First, thank you to everyone who has posted comments wishing my mother a speedy recovery. She came through the surgery like a champ and is well on her way back to "normal" (whatever that is for anyone). As she said -- it was nice to have her nose straight again. :0) It was great spending time with her and I managed to take a ton of photos to share. I also may have, just may have mind you, done some retail therapy while there -- so I'll have some of that to share as well.
Honestly? Other than having a row of three seats to myself on the plane, my actual travels weren't all that strange. The strange part were the events at home that I missed. (Tink and Mr. Cornfields are fine) The first strange part happened while I was at Mom's -- on Valentine's Day I started getting wierd emails and text messages from friends -- all asking me if I were ok, if I'd heard the news? News? I was on my way back from picking up a late lunch at Sonic Burger -- what news? I mean really -- I live in the cornfields, what in the world can happen in the cornfields?

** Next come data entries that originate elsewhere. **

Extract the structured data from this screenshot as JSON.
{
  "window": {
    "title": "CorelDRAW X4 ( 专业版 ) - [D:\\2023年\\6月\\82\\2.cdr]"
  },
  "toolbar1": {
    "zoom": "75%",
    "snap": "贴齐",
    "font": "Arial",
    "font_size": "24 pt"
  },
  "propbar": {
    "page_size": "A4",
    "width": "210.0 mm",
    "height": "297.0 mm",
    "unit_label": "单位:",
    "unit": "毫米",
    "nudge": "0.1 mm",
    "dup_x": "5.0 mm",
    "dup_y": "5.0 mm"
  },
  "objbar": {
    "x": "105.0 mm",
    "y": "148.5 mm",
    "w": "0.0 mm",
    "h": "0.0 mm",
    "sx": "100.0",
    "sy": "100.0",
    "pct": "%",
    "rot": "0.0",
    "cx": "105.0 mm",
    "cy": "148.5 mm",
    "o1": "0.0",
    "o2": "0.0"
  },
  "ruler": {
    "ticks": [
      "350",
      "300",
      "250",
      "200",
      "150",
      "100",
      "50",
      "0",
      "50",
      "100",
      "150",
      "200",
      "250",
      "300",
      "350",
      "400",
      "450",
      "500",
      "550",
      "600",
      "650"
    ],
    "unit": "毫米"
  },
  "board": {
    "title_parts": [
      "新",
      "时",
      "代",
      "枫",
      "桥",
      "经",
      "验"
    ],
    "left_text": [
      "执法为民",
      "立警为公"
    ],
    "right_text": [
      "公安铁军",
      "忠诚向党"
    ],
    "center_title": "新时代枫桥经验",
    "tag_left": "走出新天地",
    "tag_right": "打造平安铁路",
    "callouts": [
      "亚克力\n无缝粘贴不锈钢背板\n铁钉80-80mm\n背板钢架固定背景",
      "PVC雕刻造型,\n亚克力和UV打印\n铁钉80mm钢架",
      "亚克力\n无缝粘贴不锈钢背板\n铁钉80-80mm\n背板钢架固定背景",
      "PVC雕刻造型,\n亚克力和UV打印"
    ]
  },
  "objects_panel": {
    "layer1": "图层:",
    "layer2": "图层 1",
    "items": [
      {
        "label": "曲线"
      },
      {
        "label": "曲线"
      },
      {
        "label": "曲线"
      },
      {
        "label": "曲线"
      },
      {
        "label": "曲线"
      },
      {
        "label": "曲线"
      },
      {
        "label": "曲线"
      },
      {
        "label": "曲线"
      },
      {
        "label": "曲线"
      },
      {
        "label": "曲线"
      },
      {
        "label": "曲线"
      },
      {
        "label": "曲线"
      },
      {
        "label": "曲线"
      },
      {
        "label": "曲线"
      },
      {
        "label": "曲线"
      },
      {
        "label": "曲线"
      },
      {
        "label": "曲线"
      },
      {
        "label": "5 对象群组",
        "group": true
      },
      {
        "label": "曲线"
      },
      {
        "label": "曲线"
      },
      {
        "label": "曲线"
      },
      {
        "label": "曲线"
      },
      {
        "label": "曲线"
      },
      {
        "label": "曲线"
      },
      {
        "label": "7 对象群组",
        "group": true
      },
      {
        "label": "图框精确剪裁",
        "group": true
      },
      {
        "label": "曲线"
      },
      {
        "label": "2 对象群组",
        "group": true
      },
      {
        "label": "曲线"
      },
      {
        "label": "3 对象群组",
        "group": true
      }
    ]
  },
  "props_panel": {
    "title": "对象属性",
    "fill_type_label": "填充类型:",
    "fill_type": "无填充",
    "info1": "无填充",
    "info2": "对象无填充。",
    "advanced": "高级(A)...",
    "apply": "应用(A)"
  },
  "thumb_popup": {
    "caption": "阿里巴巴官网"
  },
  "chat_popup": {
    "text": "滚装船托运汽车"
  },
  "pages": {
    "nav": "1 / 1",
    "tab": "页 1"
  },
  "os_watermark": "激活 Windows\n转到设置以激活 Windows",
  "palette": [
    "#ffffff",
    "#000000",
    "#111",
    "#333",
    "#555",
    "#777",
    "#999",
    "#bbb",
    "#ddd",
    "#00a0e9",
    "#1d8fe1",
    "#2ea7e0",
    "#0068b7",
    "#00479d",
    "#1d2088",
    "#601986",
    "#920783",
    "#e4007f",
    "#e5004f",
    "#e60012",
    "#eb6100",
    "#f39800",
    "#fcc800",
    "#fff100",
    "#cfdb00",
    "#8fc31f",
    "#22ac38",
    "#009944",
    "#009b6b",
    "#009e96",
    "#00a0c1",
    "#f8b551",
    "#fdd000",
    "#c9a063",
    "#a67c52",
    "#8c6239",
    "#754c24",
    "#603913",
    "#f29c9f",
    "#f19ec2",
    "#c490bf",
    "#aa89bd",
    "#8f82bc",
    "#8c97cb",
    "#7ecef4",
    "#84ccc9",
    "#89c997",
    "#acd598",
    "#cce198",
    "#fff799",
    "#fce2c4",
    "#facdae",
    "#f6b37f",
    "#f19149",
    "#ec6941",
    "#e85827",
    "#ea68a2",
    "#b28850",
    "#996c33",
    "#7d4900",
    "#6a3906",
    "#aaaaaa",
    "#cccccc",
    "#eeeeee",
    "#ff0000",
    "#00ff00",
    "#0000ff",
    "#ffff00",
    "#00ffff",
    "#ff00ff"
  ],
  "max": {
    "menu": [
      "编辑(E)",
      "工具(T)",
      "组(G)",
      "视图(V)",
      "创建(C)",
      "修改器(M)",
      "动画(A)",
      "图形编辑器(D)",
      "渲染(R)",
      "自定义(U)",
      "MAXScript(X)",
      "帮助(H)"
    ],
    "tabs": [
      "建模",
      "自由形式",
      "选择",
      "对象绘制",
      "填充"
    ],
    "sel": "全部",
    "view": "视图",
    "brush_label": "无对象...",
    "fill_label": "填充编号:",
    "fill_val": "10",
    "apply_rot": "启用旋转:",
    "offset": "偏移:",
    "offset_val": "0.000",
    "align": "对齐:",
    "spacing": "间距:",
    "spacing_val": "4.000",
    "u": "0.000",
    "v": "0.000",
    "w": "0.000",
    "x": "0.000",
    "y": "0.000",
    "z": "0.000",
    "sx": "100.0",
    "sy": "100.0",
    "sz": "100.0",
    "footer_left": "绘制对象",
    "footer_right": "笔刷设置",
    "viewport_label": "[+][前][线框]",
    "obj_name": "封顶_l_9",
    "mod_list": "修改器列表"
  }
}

It turns out -- quite a bit. For those of you who have seen the news, you'll know there was another campus shooting on Valentine's Day at Northern Illinois University. So why all the calls to me? Because I am a part of the NIU community. That's my campus. It's part of my corner of the cornfields. I was lucky, I was nowhere near campus that day. I've been taking some time off from my studies this year, but if I hadn't -- I probably would have been in the thick of it. No, not in the hall where the shootings took place, but in one of the buildings nearby which houses my department and my former offices. When I heard what had happened and turned on the news I was stunned. I still am.
I've been involved with NIU in one way or another for over 20 years now, as a child of a faculty member, an undergraduate student, a staff member, a graduate student, and a graduate assistant/instructor. NIU in many ways has been a home to me. The town that houses it has been part of my home base. Both are good places. They have their faults, don't get me wrong, but it's the type of place where you can go to the local businesses and be greeted by name. Or the post office. It's the type of place where you see folks you've known since you were in Jr. High and they ask about your parents, and your children. And now, it's a little darker. And a little more scary. But ultimately, it's still a good place. It's a good place to learn; it's a good place to live. The actions of one person will not overshadow that.
My heart and thoughts go out to the families of those who lost their lives and to those who were injured. I didn't know any of those killed personally -- but their absence impacts the entire community. For those injured, I wish them a speedy recovery. For those of my friends and colleagues who are busy with trying to put their campus back together so that students can return, my thoughts are with you.